In most discussions of antimicrobial resistance, the menace of carbapenemase-producing Enterobacteriaceae (CRE) is mentioned. This family of bacteria, which includes E.coli and Klebsiella species, often cause hospital-acquired infections and are extremely difficult--if not impossible to treat.
The carbapenem class of drugs are, in many ways, the last line of resort and include the drugs: imipenem-cilastatin, meropenem, ertapenem, and doripenem. CRE employ one of 3 enzymes to inactivate this class of drugs:
- KPC: the most common mechanism in the US
- NDM-1: reported multiple times in the US and also linked to medical tourism in India
- OXA-48: only reported twice in the US
A team from the University of Pittsburgh led by Yohei Doi--who I am honored to have been a co-fellow with--recently reported Klebsiella pneumoniae isolated from a patient in Pittsburgh that produces both OXA-48 and NDM-1. The isolate also possessed mutations that conferred high level aminoglycoside resistance.

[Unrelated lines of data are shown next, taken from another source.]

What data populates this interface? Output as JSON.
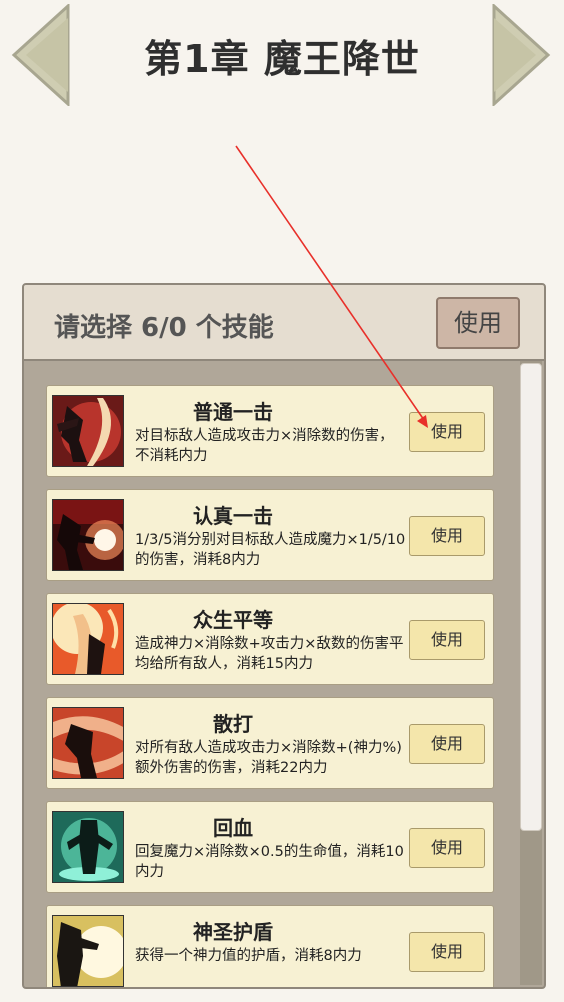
{
  "chapter_title": "第1章 魔王降世",
  "panel": {
    "title": "请选择 6/0 个技能",
    "use_label": "使用"
  },
  "skills": [
    {
      "name": "普通一击",
      "desc": "对目标敌人造成攻击力×消除数的伤害，不消耗内力",
      "use_label": "使用",
      "icon": "strike-icon"
    },
    {
      "name": "认真一击",
      "desc": "1/3/5消分别对目标敌人造成魔力×1/5/10的伤害，消耗8内力",
      "use_label": "使用",
      "icon": "serious-strike-icon"
    },
    {
      "name": "众生平等",
      "desc": "造成神力×消除数+攻击力×敌数的伤害平均给所有敌人，消耗15内力",
      "use_label": "使用",
      "icon": "equality-icon"
    },
    {
      "name": "散打",
      "desc": "对所有敌人造成攻击力×消除数+(神力%)额外伤害的伤害，消耗22内力",
      "use_label": "使用",
      "icon": "brawl-icon"
    },
    {
      "name": "回血",
      "desc": "回复魔力×消除数×0.5的生命值，消耗10内力",
      "use_label": "使用",
      "icon": "heal-icon"
    },
    {
      "name": "神圣护盾",
      "desc": "获得一个神力值的护盾，消耗8内力",
      "use_label": "使用",
      "icon": "holy-shield-icon"
    }
  ],
  "colors": {
    "background": "#f7f4ee",
    "panel": "#b0a799",
    "card": "#f7f1d3",
    "card_button": "#f4e6ab",
    "header_button": "#cdb6a6",
    "annotation_arrow": "#e8302a"
  }
}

The patient was a woman initially hospitalized in India for a neurologic condition who was subsequently transferred to Pittsburgh for further care. Once in Pittsburgh, she bounced between the hospital and long term acute care facilities-- a common theme amongst patients who harbor pathogens such as this one. Fortunately, this pathogen was merely colonizing the patient's urinary system and not causing an overt infection meriting treatment.
This case highlights the fact that bacteria, who have dominated the earth for billions of years, are genetically very plastic and can possess several modes of resistance due to selection pressure from antibiotics, uptake of plasmids from other bacteria, or other reasons. Also, the fact that this patient had been hospitalized in India should serve to remind clinicians of the high prevalence of these resistant isolates in other countries (see this excellent review on medical tourism for more information).